Where a line in the listing below contains the word "JSON", copy that line.
Start of Block
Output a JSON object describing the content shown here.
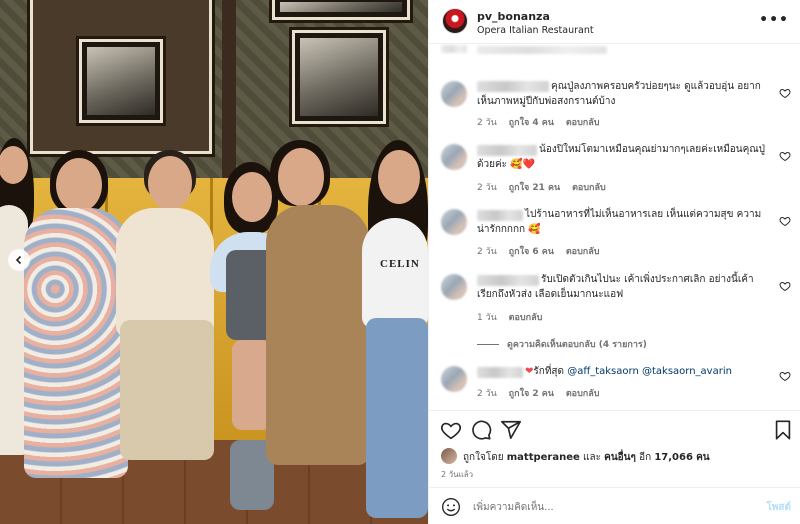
{
  "post": {
    "username": "pv_bonanza",
    "location": "Opera Italian Restaurant",
    "more_label": "•••"
  },
  "comments": [
    {
      "text": "คุณปู่ลงภาพครอบครัวบ่อยๆนะ ดูแล้วอบอุ่น อยากเห็นภาพหมู่ปีกับพ่อสงกรานต์บ้าง",
      "time": "2 วัน",
      "likes": "ถูกใจ 4 คน",
      "reply": "ตอบกลับ"
    },
    {
      "text": "น้องปิใหม่โตมาเหมือนคุณย่ามากๆเลยค่ะเหมือนคุณปู่ด้วยค่ะ",
      "emoji": "🥰❤️",
      "time": "2 วัน",
      "likes": "ถูกใจ 21 คน",
      "reply": "ตอบกลับ"
    },
    {
      "text": "ไปร้านอาหารที่ไม่เห็นอาหารเลย เห็นแต่ความสุข ความน่ารักกกกก",
      "emoji": "🥰",
      "time": "2 วัน",
      "likes": "ถูกใจ 6 คน",
      "reply": "ตอบกลับ"
    },
    {
      "text": "รับเปิดตัวเกินไปนะ เค้าเพิ่งประกาศเลิก อย่างนี้เค้าเรียกถึงหัวส่ง เลือดเย็นมากนะแอฟ",
      "time": "1 วัน",
      "reply": "ตอบกลับ",
      "view_replies": "ดูความคิดเห็นตอบกลับ (4 รายการ)"
    },
    {
      "text": "รักที่สุด",
      "mention1": "@aff_taksaorn",
      "mention2": "@taksaorn_avarin",
      "time": "2 วัน",
      "likes": "ถูกใจ 2 คน",
      "reply": "ตอบกลับ"
    }
  ],
  "likes": {
    "prefix": "ถูกใจโดย",
    "user": "mattperanee",
    "mid": "และ",
    "others": "คนอื่นๆ",
    "more": "อีก",
    "count": "17,066",
    "unit": "คน"
  },
  "date": "2 วันแล้ว",
  "add_comment": {
    "placeholder": "เพิ่มความคิดเห็น...",
    "post_label": "โพสต์"
  },
  "photo": {
    "tshirt_text": "CELIN"
  },
  "colors": {
    "link": "#00376b",
    "secondary_text": "#737373",
    "post_disabled": "#b2dffc",
    "heart_red": "#ed4956",
    "sofa": "#d9a52c"
  },
  "icons": [
    "carousel-prev-icon",
    "more-options-icon",
    "heart-icon",
    "comment-icon",
    "share-icon",
    "bookmark-icon",
    "emoji-icon"
  ]
}
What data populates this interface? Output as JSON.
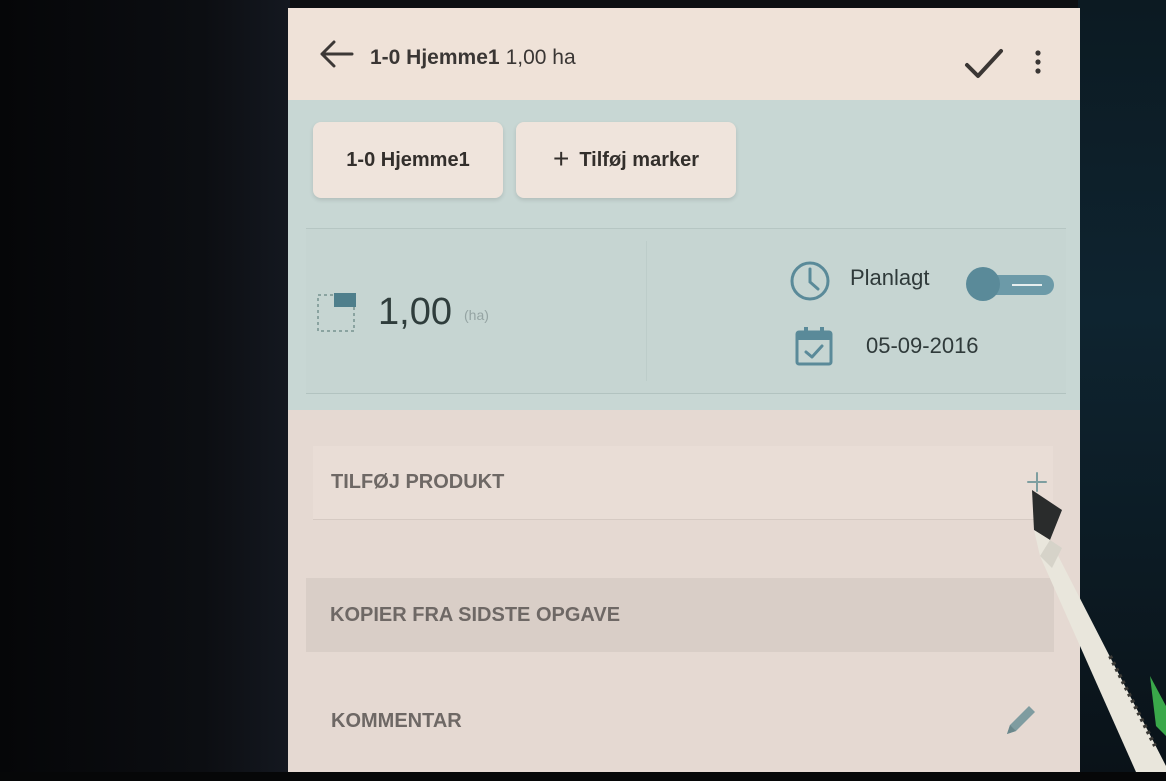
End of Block
_EXERCISE ANSWER:_
Output a JSON object describing the content shown here.
What data populates this interface? Output as JSON.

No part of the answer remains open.